## [Activity]
Every record below must be returned word for word, with the pictures left out.

## [Supplied records]
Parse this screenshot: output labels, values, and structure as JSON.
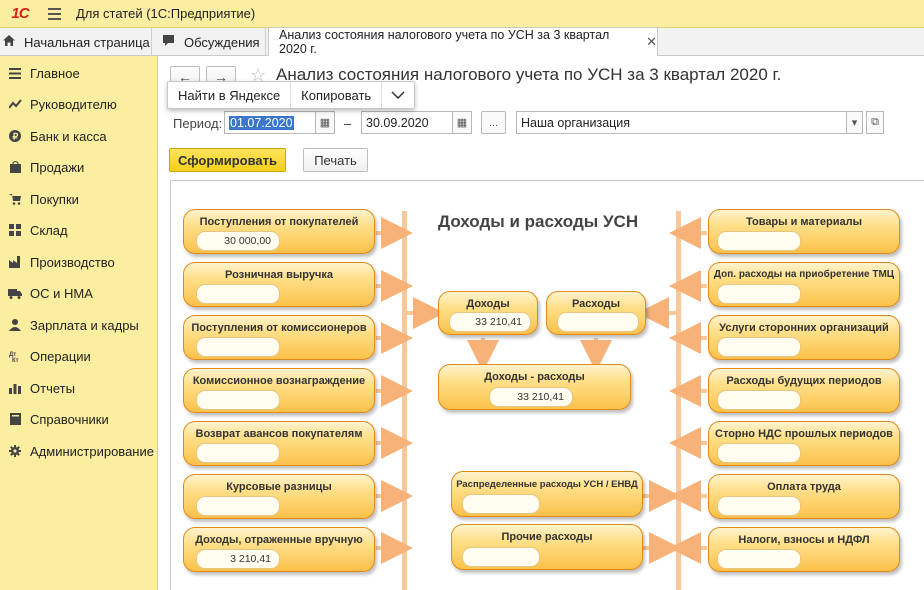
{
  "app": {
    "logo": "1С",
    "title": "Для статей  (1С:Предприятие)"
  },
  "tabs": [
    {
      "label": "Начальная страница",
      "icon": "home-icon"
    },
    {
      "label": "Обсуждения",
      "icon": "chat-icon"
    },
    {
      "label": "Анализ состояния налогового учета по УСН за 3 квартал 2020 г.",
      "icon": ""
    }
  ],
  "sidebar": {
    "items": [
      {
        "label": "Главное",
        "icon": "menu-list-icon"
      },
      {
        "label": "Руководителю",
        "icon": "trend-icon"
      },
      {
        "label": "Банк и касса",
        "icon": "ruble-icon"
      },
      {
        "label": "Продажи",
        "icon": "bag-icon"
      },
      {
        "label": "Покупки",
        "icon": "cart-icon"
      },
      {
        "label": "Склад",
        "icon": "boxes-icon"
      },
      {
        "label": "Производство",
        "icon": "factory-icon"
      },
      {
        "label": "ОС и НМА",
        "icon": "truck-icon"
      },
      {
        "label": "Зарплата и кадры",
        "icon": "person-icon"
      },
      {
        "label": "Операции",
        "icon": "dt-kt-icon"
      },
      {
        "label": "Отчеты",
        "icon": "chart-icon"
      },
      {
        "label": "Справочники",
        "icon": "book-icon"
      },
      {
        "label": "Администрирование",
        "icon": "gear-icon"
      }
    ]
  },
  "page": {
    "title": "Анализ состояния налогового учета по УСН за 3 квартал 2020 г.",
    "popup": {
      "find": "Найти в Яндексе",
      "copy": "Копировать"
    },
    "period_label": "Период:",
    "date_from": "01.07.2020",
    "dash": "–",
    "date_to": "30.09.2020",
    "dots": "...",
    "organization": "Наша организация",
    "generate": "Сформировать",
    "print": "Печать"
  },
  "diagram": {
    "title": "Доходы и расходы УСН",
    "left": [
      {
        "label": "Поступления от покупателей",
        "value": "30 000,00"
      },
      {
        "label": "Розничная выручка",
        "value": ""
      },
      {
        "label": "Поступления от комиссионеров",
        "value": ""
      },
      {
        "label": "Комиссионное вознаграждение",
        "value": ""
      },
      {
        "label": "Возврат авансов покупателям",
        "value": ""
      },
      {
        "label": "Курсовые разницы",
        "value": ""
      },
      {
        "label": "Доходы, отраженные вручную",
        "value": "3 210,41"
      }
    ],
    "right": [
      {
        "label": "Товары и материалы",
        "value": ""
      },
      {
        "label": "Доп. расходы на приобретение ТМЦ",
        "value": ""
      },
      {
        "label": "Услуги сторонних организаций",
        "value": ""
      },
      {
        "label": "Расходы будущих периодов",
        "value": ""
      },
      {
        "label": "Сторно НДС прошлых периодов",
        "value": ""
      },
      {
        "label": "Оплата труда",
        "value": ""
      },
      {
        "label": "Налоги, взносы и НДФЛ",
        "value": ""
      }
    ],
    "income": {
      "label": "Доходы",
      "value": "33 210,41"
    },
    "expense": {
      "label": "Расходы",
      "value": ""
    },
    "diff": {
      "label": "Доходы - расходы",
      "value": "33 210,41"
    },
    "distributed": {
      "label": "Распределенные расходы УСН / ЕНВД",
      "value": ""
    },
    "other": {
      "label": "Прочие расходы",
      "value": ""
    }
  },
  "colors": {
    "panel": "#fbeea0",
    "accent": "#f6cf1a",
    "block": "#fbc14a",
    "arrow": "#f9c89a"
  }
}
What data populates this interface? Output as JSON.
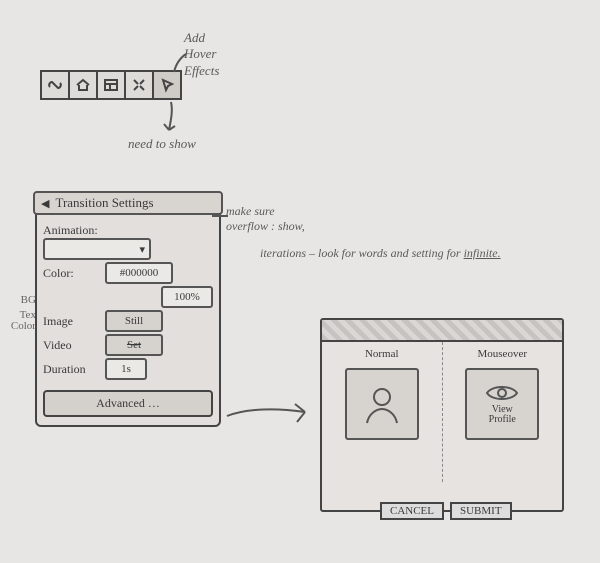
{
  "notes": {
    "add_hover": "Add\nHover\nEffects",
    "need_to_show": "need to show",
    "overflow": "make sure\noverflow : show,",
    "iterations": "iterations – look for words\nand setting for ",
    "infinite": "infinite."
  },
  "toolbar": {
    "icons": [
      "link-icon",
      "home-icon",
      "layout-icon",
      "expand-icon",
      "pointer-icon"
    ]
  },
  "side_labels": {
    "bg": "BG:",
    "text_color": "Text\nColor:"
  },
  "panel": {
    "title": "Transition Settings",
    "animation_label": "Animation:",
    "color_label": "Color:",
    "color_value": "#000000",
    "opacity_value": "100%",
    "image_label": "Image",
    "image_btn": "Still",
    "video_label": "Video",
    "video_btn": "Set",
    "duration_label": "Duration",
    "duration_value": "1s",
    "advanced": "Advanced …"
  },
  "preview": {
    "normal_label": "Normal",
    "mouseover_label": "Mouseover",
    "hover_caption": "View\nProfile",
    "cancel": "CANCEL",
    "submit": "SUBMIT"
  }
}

## [Problem solution]
Parse this screenshot: output labels, values, and structure as JSON.
{
  "app": {
    "logo": "1С",
    "title": "Для статей  (1С:Предприятие)"
  },
  "tabs": [
    {
      "label": "Начальная страница",
      "icon": "home-icon"
    },
    {
      "label": "Обсуждения",
      "icon": "chat-icon"
    },
    {
      "label": "Анализ состояния налогового учета по УСН за 3 квартал 2020 г.",
      "icon": ""
    }
  ],
  "sidebar": {
    "items": [
      {
        "label": "Главное",
        "icon": "menu-list-icon"
      },
      {
        "label": "Руководителю",
        "icon": "trend-icon"
      },
      {
        "label": "Банк и касса",
        "icon": "ruble-icon"
      },
      {
        "label": "Продажи",
        "icon": "bag-icon"
      },
      {
        "label": "Покупки",
        "icon": "cart-icon"
      },
      {
        "label": "Склад",
        "icon": "boxes-icon"
      },
      {
        "label": "Производство",
        "icon": "factory-icon"
      },
      {
        "label": "ОС и НМА",
        "icon": "truck-icon"
      },
      {
        "label": "Зарплата и кадры",
        "icon": "person-icon"
      },
      {
        "label": "Операции",
        "icon": "dt-kt-icon"
      },
      {
        "label": "Отчеты",
        "icon": "chart-icon"
      },
      {
        "label": "Справочники",
        "icon": "book-icon"
      },
      {
        "label": "Администрирование",
        "icon": "gear-icon"
      }
    ]
  },
  "page": {
    "title": "Анализ состояния налогового учета по УСН за 3 квартал 2020 г.",
    "popup": {
      "find": "Найти в Яндексе",
      "copy": "Копировать"
    },
    "period_label": "Период:",
    "date_from": "01.07.2020",
    "dash": "–",
    "date_to": "30.09.2020",
    "dots": "...",
    "organization": "Наша организация",
    "generate": "Сформировать",
    "print": "Печать"
  },
  "diagram": {
    "title": "Доходы и расходы УСН",
    "left": [
      {
        "label": "Поступления от покупателей",
        "value": "30 000,00"
      },
      {
        "label": "Розничная выручка",
        "value": ""
      },
      {
        "label": "Поступления от комиссионеров",
        "value": ""
      },
      {
        "label": "Комиссионное вознаграждение",
        "value": ""
      },
      {
        "label": "Возврат авансов покупателям",
        "value": ""
      },
      {
        "label": "Курсовые разницы",
        "value": ""
      },
      {
        "label": "Доходы, отраженные вручную",
        "value": "3 210,41"
      }
    ],
    "right": [
      {
        "label": "Товары и материалы",
        "value": ""
      },
      {
        "label": "Доп. расходы на приобретение ТМЦ",
        "value": ""
      },
      {
        "label": "Услуги сторонних организаций",
        "value": ""
      },
      {
        "label": "Расходы будущих периодов",
        "value": ""
      },
      {
        "label": "Сторно НДС прошлых периодов",
        "value": ""
      },
      {
        "label": "Оплата труда",
        "value": ""
      },
      {
        "label": "Налоги, взносы и НДФЛ",
        "value": ""
      }
    ],
    "income": {
      "label": "Доходы",
      "value": "33 210,41"
    },
    "expense": {
      "label": "Расходы",
      "value": ""
    },
    "diff": {
      "label": "Доходы - расходы",
      "value": "33 210,41"
    },
    "distributed": {
      "label": "Распределенные расходы УСН / ЕНВД",
      "value": ""
    },
    "other": {
      "label": "Прочие расходы",
      "value": ""
    }
  },
  "colors": {
    "panel": "#fbeea0",
    "accent": "#f6cf1a",
    "block": "#fbc14a",
    "arrow": "#f9c89a"
  }
}
What data populates this interface? Output as JSON.
{
  "notes": {
    "add_hover": "Add\nHover\nEffects",
    "need_to_show": "need to show",
    "overflow": "make sure\noverflow : show,",
    "iterations": "iterations – look for words\nand setting for ",
    "infinite": "infinite."
  },
  "toolbar": {
    "icons": [
      "link-icon",
      "home-icon",
      "layout-icon",
      "expand-icon",
      "pointer-icon"
    ]
  },
  "side_labels": {
    "bg": "BG:",
    "text_color": "Text\nColor:"
  },
  "panel": {
    "title": "Transition Settings",
    "animation_label": "Animation:",
    "color_label": "Color:",
    "color_value": "#000000",
    "opacity_value": "100%",
    "image_label": "Image",
    "image_btn": "Still",
    "video_label": "Video",
    "video_btn": "Set",
    "duration_label": "Duration",
    "duration_value": "1s",
    "advanced": "Advanced …"
  },
  "preview": {
    "normal_label": "Normal",
    "mouseover_label": "Mouseover",
    "hover_caption": "View\nProfile",
    "cancel": "CANCEL",
    "submit": "SUBMIT"
  }
}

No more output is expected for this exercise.